Monday, December 05, 2005

Mrs. Bob Cratchit's Wild Christmas Binge - Cleveland Public Theater


Each year theatre producers scramble to find some holiday show that will fill their theatre’s seats with patrons either trying to escape from holiday shopping, find the perfect Christmas/Channukah/Kuwanza experience for their children, or view a show in which their kids, grandchildren or the kids next-door are performing.

The results vary greatly. Great Lakes Theatre Festival dusts off the set, props and costumes each year and mounts Gerry Friedman’s version of ‘CHRISTMAS CAROL.’ Magical Theatre Company exhibits a different version of ‘CHRISTMAS CAROL.’ The Cleveland Play House performs a joyful ‘A CHRISTMAS STORY.’

Both CPH and Cleveland Public Theatre decided it’s time for both to stage ‘THE SANTALAND DIARIES, David Sedaris’s classic of his short-lived experience as Santa’s elf at Macy’s. The Ballet Series at Playhouse Square Center is bringing in the Cincinnati Ballet for its interpretation of ‘THE NUTCRACKER.’ (Praise to them for not returning with the poorly conceived Pennsylvania Ballet’s version of that ballet). Beck ignores the holiday all together with “BEAUTY AND THE BEAST.’ Carousel follows the idea of doing a non-holiday holiday show as they rock their house with ‘SWING!’ which they bill as “two hours of pure entertainment!”--which it is!

So, here I go, reviewing yet another in what seems like a continuous diet of holiday offerings. This time it’s Cleveland Public Theatre’s production of ‘MRS. BOB CRATCHIT’S WILD CHRISTMAS BINGE,’ Christopher Durang’s contribution to the season.

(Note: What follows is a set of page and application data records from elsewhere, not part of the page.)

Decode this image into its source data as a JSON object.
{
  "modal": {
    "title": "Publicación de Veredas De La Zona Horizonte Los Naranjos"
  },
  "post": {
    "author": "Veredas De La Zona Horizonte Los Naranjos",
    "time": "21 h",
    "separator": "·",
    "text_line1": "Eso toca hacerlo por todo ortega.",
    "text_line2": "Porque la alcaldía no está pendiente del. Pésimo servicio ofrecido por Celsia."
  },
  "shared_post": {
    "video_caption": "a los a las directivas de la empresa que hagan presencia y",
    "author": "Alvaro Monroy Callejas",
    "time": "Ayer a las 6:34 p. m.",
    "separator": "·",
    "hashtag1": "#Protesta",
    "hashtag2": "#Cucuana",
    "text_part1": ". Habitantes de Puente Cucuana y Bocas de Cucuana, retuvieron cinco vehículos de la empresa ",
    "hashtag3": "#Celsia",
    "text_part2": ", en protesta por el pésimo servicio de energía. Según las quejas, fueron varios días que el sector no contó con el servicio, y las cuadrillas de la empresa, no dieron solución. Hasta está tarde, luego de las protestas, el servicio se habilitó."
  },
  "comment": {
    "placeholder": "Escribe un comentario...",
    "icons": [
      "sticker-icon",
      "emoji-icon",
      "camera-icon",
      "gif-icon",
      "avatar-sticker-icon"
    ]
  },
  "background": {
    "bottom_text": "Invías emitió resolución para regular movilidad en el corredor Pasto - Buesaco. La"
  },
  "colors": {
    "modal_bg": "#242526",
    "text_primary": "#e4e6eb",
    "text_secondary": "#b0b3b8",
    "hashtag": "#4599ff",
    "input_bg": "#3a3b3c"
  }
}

In its search for a holiday diversion, the City Theatre in Pittsburgh commissioned Christopher Durang to write a take-off on the classic ‘CHRISTMAS CAROL.’ Durang is noted for his jester-satirist look at the world , so, his thinking supposedly went, “Why not deconstruct a holiday tradition that has become as common as petrified fruitcake?” The result was ‘MRS.
BOB CRATCHIT’S WILD CHRISTMAS BINGE’ which premiered in November of 2002. Instead of Dicken’s serious and moralistic writing, Durgang’s approach is to make fun of and sarcastically present Dicken’s story with some weird twists.

This happy perversion is emceed by a black female Ghost ("I don't believe we have Negroes in 1843 London," Scrooge objects) who triples as Past, Present and Future, but who keeps getting mixed up as to which scene follows which. Right off she runs into a Mrs.
Cratchit who won't play along, and in spite of her ghostly skills in behavior modification she eventually needs help from Clarence, the newly-winged angel to straighten things out. Yes, the angel from “IT’S A WONDERFUL LIFE.” This is only one of many literary, theatrical and film illusions which includes forays into ‘OLIVER TWIST,’ ‘UNCLE TOM’S CABIN, and ‘THE OLD CURIOSITY SHOP.’ Durang also adds the mocking of Vice President Chaney and the energy moguls who inspire Scrooge to sell “Energy Units” in a get rich quick scheme. He even throws in a sibling rivalry between Tiny Tim and Little Nell over who is more pathetic. (I told you this wasn’t traditional Dickens.)

CPT’s production, under the co-direction of Randy Rollison and Gregory Vovos lacks polish, but is fun.

Meg Chamberlain, as she did in the previous CPT production of this show, is right on target as Gladys Cratchit. She believes she is caught in the wrong life, doesn’t like being poor, and eventually finds out that she is right and gets to switch lives. She makes the transition between desperate housewife and wealthy hotel baroness with delightful ease. And, as the tradition goes, “lives happily ever after.”

Nina Domingue plays it just right in her delightful interpretation as scattered brain Ghost. Dan Kilbane, he of big eyes and innocent face, is correctly irritating as the cloying Tiny Tim, complete with an ever-smiling face and rasping voice. Randy Rollison actually makes Ebeneezer Scrooge a likeable character, adding an interesting dimension to Durang’s mockery of Dicken’s moralistic take. Young Dan McCarthy is cute and correctly playful as Young Marley. Tom Weaver is so good as Bob Cratchit that a woman sitting near me moaned, after, once again, Cratchit acted as a wimp, “I’d like to get up on that stage and give him a smack across his empty head!” (How’s that for holiday
spirit?) On the other hand, Kevin Ritter often loses his concentration as Young Scrooge, going in and out of character.

‘MRS. BOB CRATCHIT’S WILD CHRISTMAS BINGE” runs through December 18 at Cleveland Public Theatre. For reservations call 216-631-2727.